The calling of the Seventh Ecumenical Council proved a turning point in the struggle against Iconoclasm-a battle which, nevertheless, still had many years to run. In the later Middle Ages when the true significance and use of the images tended to be obscured by superstition, there was a revival of Iconoclasm and this attitude became part of the Reformation programme. In consequence the older formularies of post-Reformation Anglicanism are definitely Iconoclastic in character and this is why Anglicanism has never accepted officially the decisions of the Seventh Council.


The modern influence of Iconoclasm is not to be seen in church buildings with plain walls and clear glass, but in a reducing of the Faith to 'rational' principles, an emphasis on secular issues at the expense of spiritual need. The lighting of a candle in a cathedral becomes an expression of the human need to pray, not an acknowledgement of the Christ to Whom we pray. In an Anglican Catholic Church we find should always find an opportunity provided to light a candle before an image of Christ, His Holy Mother, or one of the Saints.
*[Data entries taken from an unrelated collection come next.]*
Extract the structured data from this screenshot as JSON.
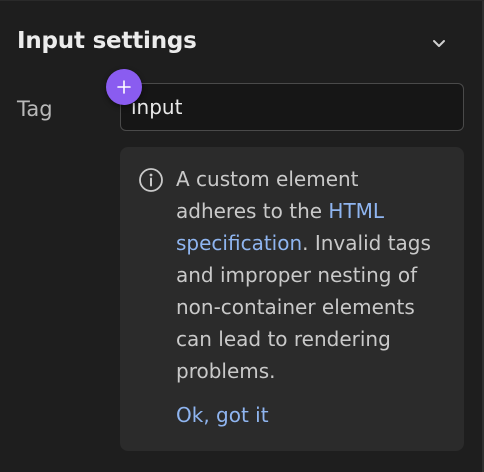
{
  "header": {
    "title": "Input settings",
    "collapse_icon": "chevron-down-icon"
  },
  "tag_field": {
    "label": "Tag",
    "value": "input"
  },
  "add_button": {
    "icon": "plus-icon",
    "color": "#8a5cf0"
  },
  "info_box": {
    "icon": "info-icon",
    "text_before_link": "A custom element adheres to the ",
    "link_text": "HTML specification",
    "text_after_link": ". Invalid tags and improper nesting of non-container elements can lead to rendering problems.",
    "dismiss_label": "Ok, got it"
  },
  "colors": {
    "background": "#1e1e1e",
    "accent": "#8a5cf0",
    "link": "#8fb5f0"
  }
}
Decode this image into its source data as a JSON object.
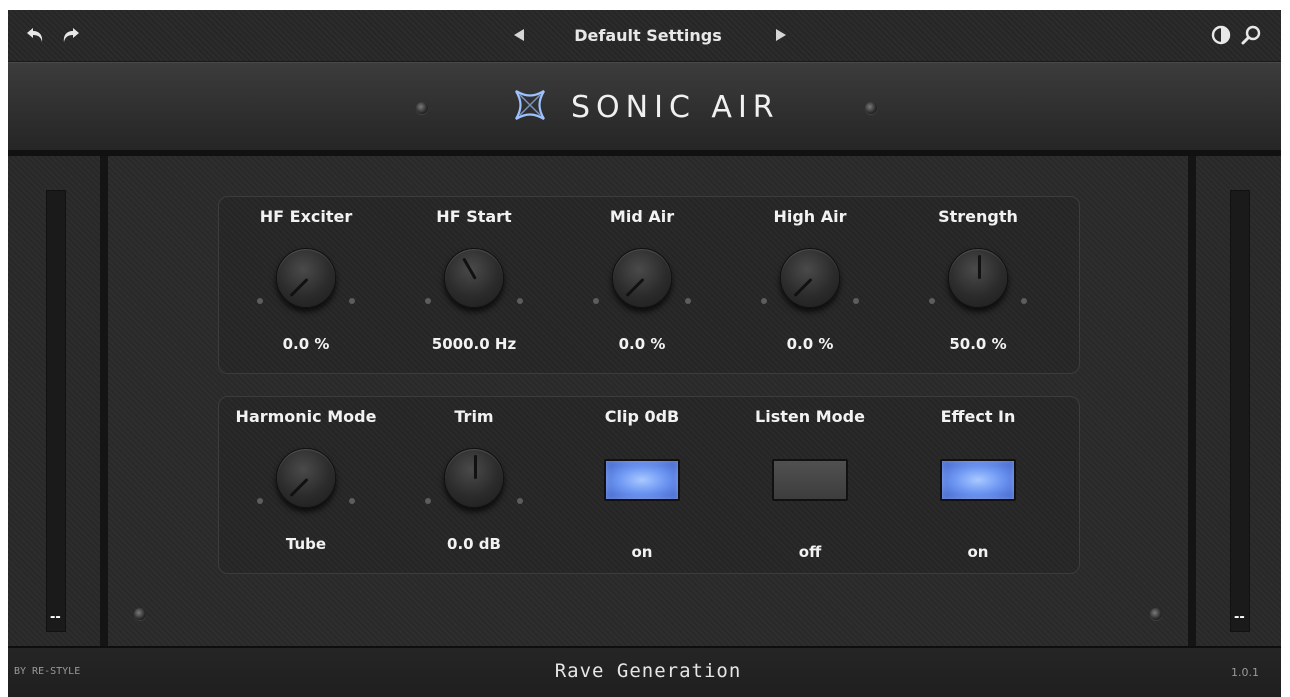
{
  "toolbar": {
    "undo_icon": "undo-arrow-icon",
    "redo_icon": "redo-arrow-icon",
    "prev_icon": "triangle-left-icon",
    "next_icon": "triangle-right-icon",
    "preset_name": "Default Settings",
    "contrast_icon": "half-circle-icon",
    "zoom_icon": "magnifier-icon"
  },
  "header": {
    "title": "SONIC AIR",
    "logo_icon": "sonic-air-logo-icon"
  },
  "meters": {
    "left_readout": "--",
    "right_readout": "--"
  },
  "top_group": [
    {
      "label": "HF Exciter",
      "value": "0.0 %",
      "angle": -135
    },
    {
      "label": "HF Start",
      "value": "5000.0 Hz",
      "angle": -30
    },
    {
      "label": "Mid Air",
      "value": "0.0 %",
      "angle": -135
    },
    {
      "label": "High Air",
      "value": "0.0 %",
      "angle": -135
    },
    {
      "label": "Strength",
      "value": "50.0 %",
      "angle": 0
    }
  ],
  "bottom_group": {
    "harmonic_mode": {
      "label": "Harmonic Mode",
      "value": "Tube",
      "angle": -135
    },
    "trim": {
      "label": "Trim",
      "value": "0.0 dB",
      "angle": 0
    },
    "clip": {
      "label": "Clip 0dB",
      "value": "on",
      "state": "on"
    },
    "listen": {
      "label": "Listen Mode",
      "value": "off",
      "state": "off"
    },
    "effect": {
      "label": "Effect In",
      "value": "on",
      "state": "on"
    }
  },
  "footer": {
    "credit": "BY RE-STYLE",
    "brand": "Rave Generation",
    "version": "1.0.1"
  },
  "colors": {
    "switch_on": "#6f98f3",
    "logo_blue": "#9ec2ff"
  }
}
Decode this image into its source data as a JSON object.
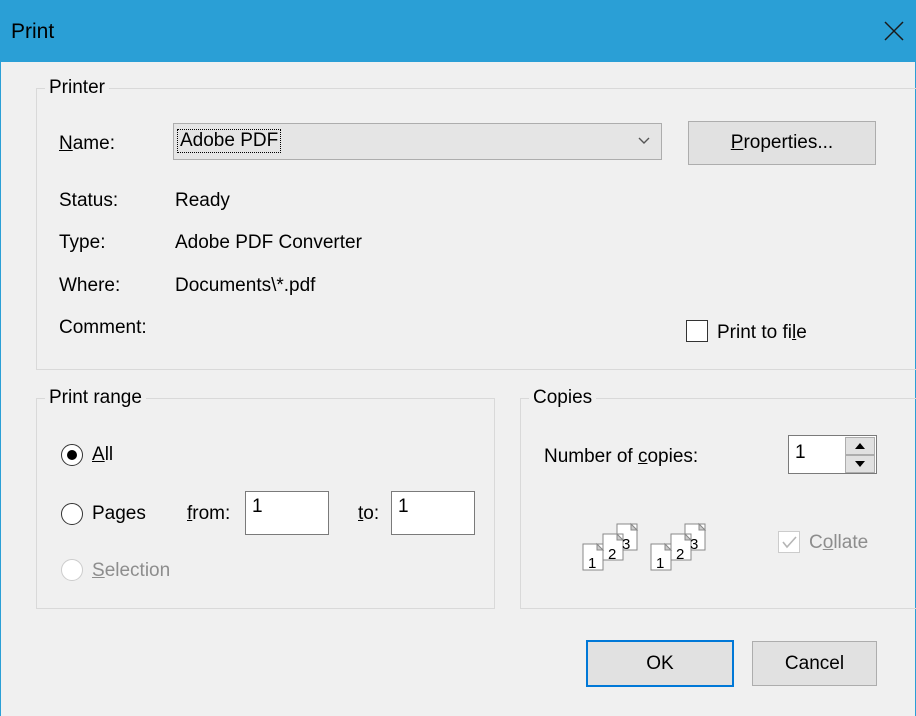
{
  "window": {
    "title": "Print"
  },
  "printer": {
    "group_label": "Printer",
    "name_label": "Name:",
    "name_value": "Adobe PDF",
    "properties_label": "Properties...",
    "status_label": "Status:",
    "status_value": "Ready",
    "type_label": "Type:",
    "type_value": "Adobe PDF Converter",
    "where_label": "Where:",
    "where_value": "Documents\\*.pdf",
    "comment_label": "Comment:",
    "comment_value": "",
    "print_to_file_label": "Print to file",
    "print_to_file_checked": false
  },
  "print_range": {
    "group_label": "Print range",
    "all_label": "All",
    "pages_label": "Pages",
    "from_label": "from:",
    "from_value": "1",
    "to_label": "to:",
    "to_value": "1",
    "selection_label": "Selection",
    "selected": "All"
  },
  "copies": {
    "group_label": "Copies",
    "number_label": "Number of copies:",
    "number_value": "1",
    "collate_label": "Collate",
    "collate_checked": true,
    "collate_digits": [
      "1",
      "2",
      "3"
    ]
  },
  "buttons": {
    "ok_label": "OK",
    "cancel_label": "Cancel"
  }
}
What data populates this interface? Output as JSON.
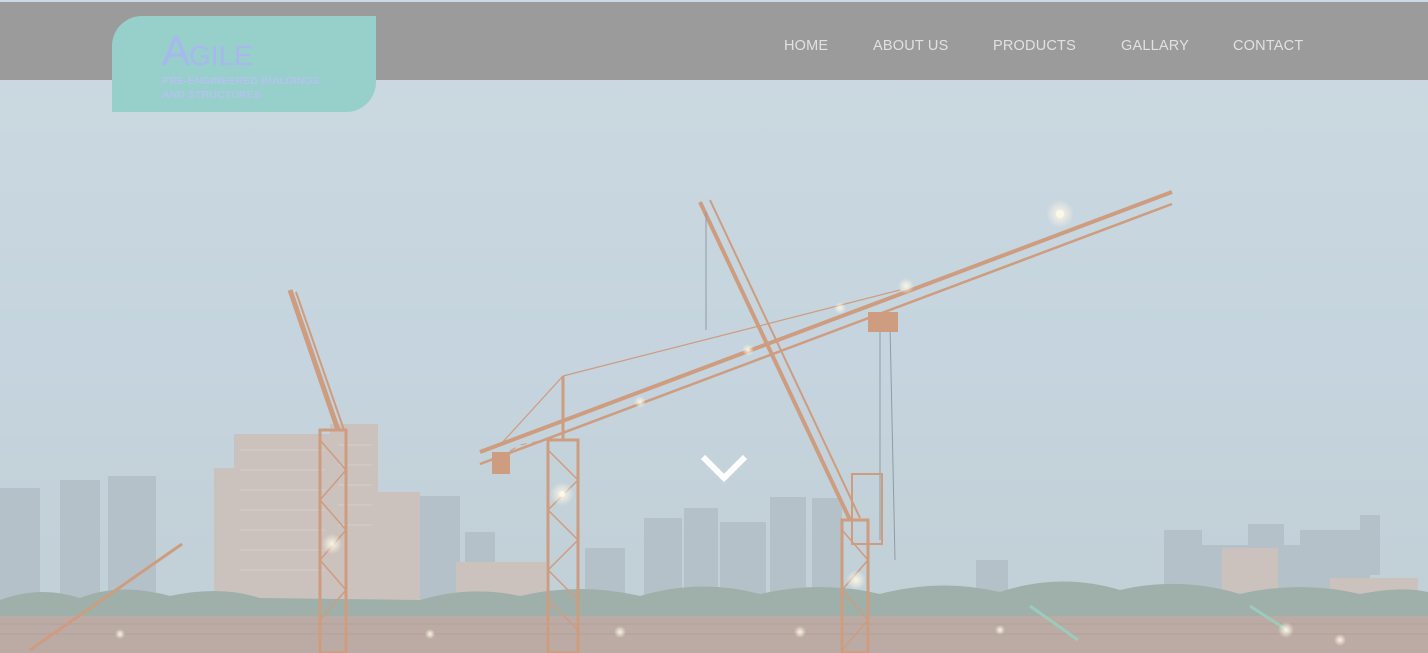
{
  "logo": {
    "initial": "A",
    "rest": "GILE",
    "tagline_line1": "PRE-ENGINEERED BUILDINGS",
    "tagline_line2": "AND STRUCTURES"
  },
  "nav": {
    "items": [
      {
        "label": "HOME"
      },
      {
        "label": "ABOUT US"
      },
      {
        "label": "PRODUCTS"
      },
      {
        "label": "GALLARY"
      },
      {
        "label": "CONTACT"
      }
    ]
  },
  "hero": {
    "scroll_icon": "chevron-down-icon"
  },
  "colors": {
    "header_bg": "#9b9b9b",
    "logo_bg": "#97cfcb",
    "logo_text": "#a9b6f0",
    "nav_text": "#e1e1e1",
    "crane": "#c98a66",
    "sky": "#bfcdd7"
  }
}
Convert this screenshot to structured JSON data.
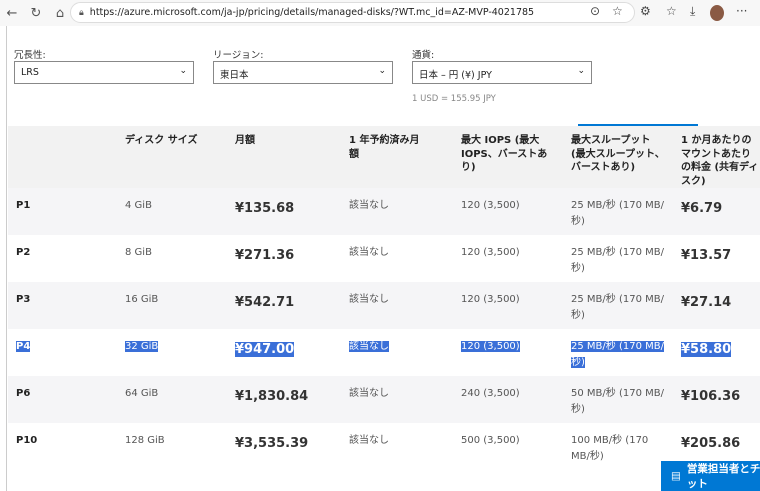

Here we have prayer meaningfully directed and honour rightly bestowed. Such shrines are a practical fulfilment of the decrees of the Seventh Council which the ACC has never hesitated to accept.


An image is never an invitation to idolatry. It may depict Our Lord. or His Holy Mother. It may represent Our Lady with the Child Jesus, again it may represent one of the Saints, a scene from the Scriptures. or an incident in the subsequent life of the Church. In all cases the image is a window upon the realities of the Heavenly Kingdom, never an object of adoration in itself. St. Basil the Great said that the honour paid to the image passes to the original. So when we light candle in front of an image we are honouring Christ Himself, recalling his Incarnation and the way in which, through His Death and Resurrection, He lives, by the power of the Holy Spirit, in the lives of His Saints. Our prayers through or to the Saints are prayers to Christ Himself and, in Christ, to the Holy Trinity.


When we honour the images we are honouring the fullness of the Gospel Faith. The proclaiming of this Gospel, in word and deed, is our task as members of the Body of Christ. It is to the fullness of the Gospel that, as members of the ACC in fellowship with all Catholic believers, we have a joyful commitment-a commitment we renew every time we light a candle before the holy images.

h/t The Allentown Tracts

Wednesday, October 07, 2009

Favorite Setting of the Aaronic Blessing

Facebookers & email subscribers will need to visit the original post.

Tuesday, October 06, 2009

Troubled Teen Tuesday

Some people seem to think that abstinence-focused sex education is somehow behind the times, or even dangerous. The only thing I have to say to that is, besides the weight of history, scientific research backs us up every time.
We didn’t know until recently that the brain area that is responsible for making rational, thought-out decisions, the area that considers the pros and cons and consequences of decisions, is immature in teens. The circuits aren’t complete; the wiring is unfinished. Sex educators insist that, like adults, teens are capable of making responsible decisions, they just lack information about sexuality and access to contraceptives. So the way to fight sexually transmitted infections and teen pregnancies, these authorities argue, is to provide teens with information and contraceptives, and teach them skills like how to say “no” and how to put on a condom. But current neuropsychological research does not support this stance. We know now that teens’ poor decisions are likely due not to lack of information, but to lack of judgement. And there is only one thing that will bring that: time.
Really? We didn't know that teens are immature and incapable of responsibly handling their sexual urges? You'd have to have come of age in the 1960s and 1970s to be that naive.

See more at MercatorNet.

Monday, October 05, 2009

Church History on the Quick

4 minute video of 2000 years of church history!

The worst part...I know a seminary where you can get an MDiv and you don't even have to know as much history as is in this!